Kate Farmer: On a daily basis, I absolutely love connecting with musicians around the world. I am also so proud to witness the long steady journey the foot drum has brought us on. It has far exceeded the expectations I had when Pete filed for an LLC over 10 years ago. Thinking back to Pete holing up in a tiny cold garage working on the earliest versions to working at our legitimate business today – one that can support our family and two additional employees – is so rewarding.

Pete Farmer: For guitar players like me, I find that the fun is in the consistency of beats that back up my song and not trying to mimic the complexity or intricacy that a full-on drummer can bring to a musical performance. I don't feel the difference between what it takes me to get dancing and how I play my foot drums to a song. You probably know this on a personal level, but the impulse to tap your foot to music is almost innate in all humans; I just happen to make instruments that transcribe that natural feeling into drum kit sounds. 
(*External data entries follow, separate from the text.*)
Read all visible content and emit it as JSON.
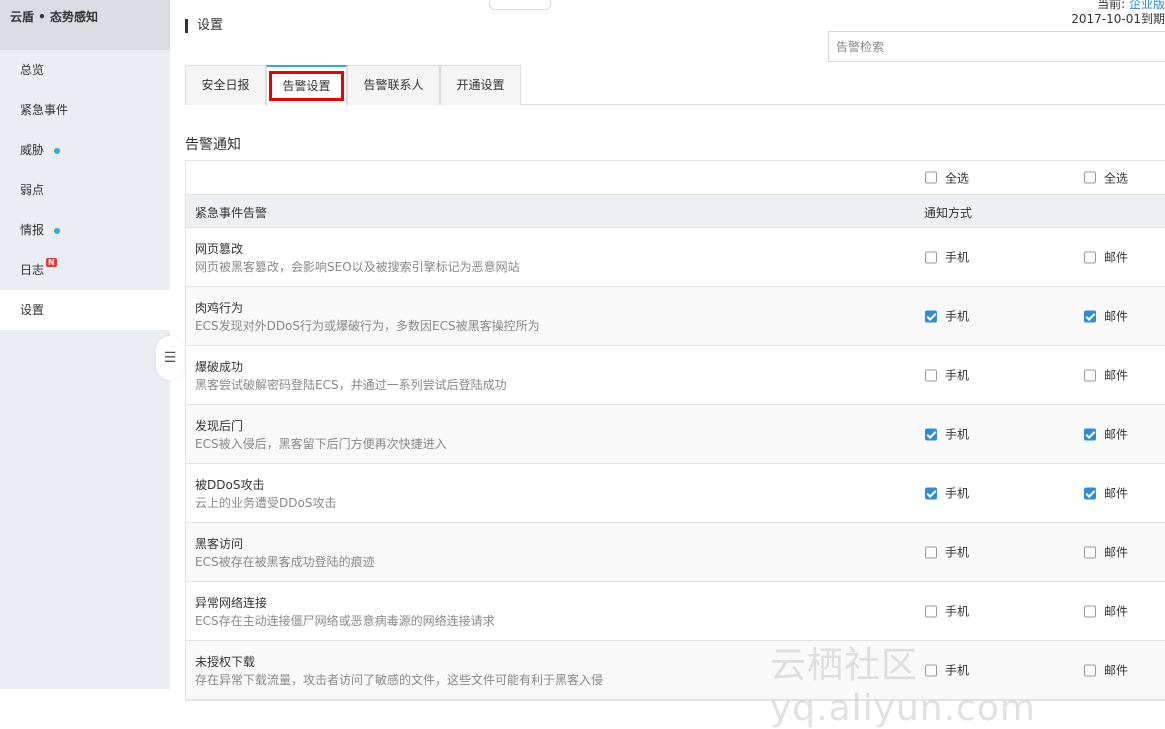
{
  "sidebar": {
    "brand": "云盾 • 态势感知",
    "items": [
      {
        "label": "总览"
      },
      {
        "label": "紧急事件"
      },
      {
        "label": "威胁"
      },
      {
        "label": "弱点"
      },
      {
        "label": "情报"
      },
      {
        "label": "日志",
        "badge": "N"
      },
      {
        "label": "设置"
      }
    ]
  },
  "header": {
    "title": "设置",
    "current_label": "当前:",
    "current_link": "企业版",
    "date_range": "2017-10-01到期",
    "search_placeholder": "告警检索"
  },
  "tabs": [
    "安全日报",
    "告警设置",
    "告警联系人",
    "开通设置"
  ],
  "section_title": "告警通知",
  "table": {
    "select_all_1": "全选",
    "select_all_2": "全选",
    "head_label": "紧急事件告警",
    "head_method": "通知方式",
    "phone_label": "手机",
    "mail_label": "邮件",
    "rows": [
      {
        "title": "网页篡改",
        "desc": "网页被黑客篡改，会影响SEO以及被搜索引擎标记为恶意网站",
        "phone": false,
        "mail": false
      },
      {
        "title": "肉鸡行为",
        "desc": "ECS发现对外DDoS行为或爆破行为，多数因ECS被黑客操控所为",
        "phone": true,
        "mail": true
      },
      {
        "title": "爆破成功",
        "desc": "黑客尝试破解密码登陆ECS，并通过一系列尝试后登陆成功",
        "phone": false,
        "mail": false
      },
      {
        "title": "发现后门",
        "desc": "ECS被入侵后，黑客留下后门方便再次快捷进入",
        "phone": true,
        "mail": true
      },
      {
        "title": "被DDoS攻击",
        "desc": "云上的业务遭受DDoS攻击",
        "phone": true,
        "mail": true
      },
      {
        "title": "黑客访问",
        "desc": "ECS被存在被黑客成功登陆的痕迹",
        "phone": false,
        "mail": false
      },
      {
        "title": "异常网络连接",
        "desc": "ECS存在主动连接僵尸网络或恶意病毒源的网络连接请求",
        "phone": false,
        "mail": false
      },
      {
        "title": "未授权下载",
        "desc": "存在异常下载流量，攻击者访问了敏感的文件，这些文件可能有利于黑客入侵",
        "phone": false,
        "mail": false
      }
    ]
  },
  "watermark": "云栖社区 yq.aliyun.com"
}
Farmer Foot Drums is located at 8568 E. Lincoln Rd., Cedar. For more information, visit footdrums.com or call (231) 943-2087.

Trending

Welcome to Michigan’s Most Remote Brewery

After years of planning and honing his beer-making skills, this spring, Patrick McGinnity plans to open Beaver Island&rsqu... Read More >>

Gaylord: A boomtown Up North

Gaylord native Gary Scott had moved to Indiana, where he and some partners started a business to invest in distressed prop... Read More >>

CBD Laws: Dazed and Confused

The sign outside of Family Video in Kalkaska lets drivers know the store has more than just movies. The sign reads: &... Read More >>

Small Up North Towns on the Rise

Spotlight on Bellaire (pictured)Seems Traverse City isn’t the only place in the region making those “Best... Read More >>